## ASSIGNMENT
Search the entries below for "heart". Report each line where it occurs.

Data records for software interfaces:
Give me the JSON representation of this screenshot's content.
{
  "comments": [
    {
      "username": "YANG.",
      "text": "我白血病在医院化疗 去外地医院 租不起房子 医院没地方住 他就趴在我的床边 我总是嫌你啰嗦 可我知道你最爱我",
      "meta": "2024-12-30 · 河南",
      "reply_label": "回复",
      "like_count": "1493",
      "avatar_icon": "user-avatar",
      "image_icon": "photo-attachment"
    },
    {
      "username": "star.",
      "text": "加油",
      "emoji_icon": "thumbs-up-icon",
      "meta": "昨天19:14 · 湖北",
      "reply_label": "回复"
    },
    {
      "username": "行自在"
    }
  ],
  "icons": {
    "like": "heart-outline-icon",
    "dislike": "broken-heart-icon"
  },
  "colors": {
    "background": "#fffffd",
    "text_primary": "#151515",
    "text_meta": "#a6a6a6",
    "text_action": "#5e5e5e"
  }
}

## REPLY TO THE TASK
    "like": "heart-outline-icon",
    "dislike": "broken-heart-icon"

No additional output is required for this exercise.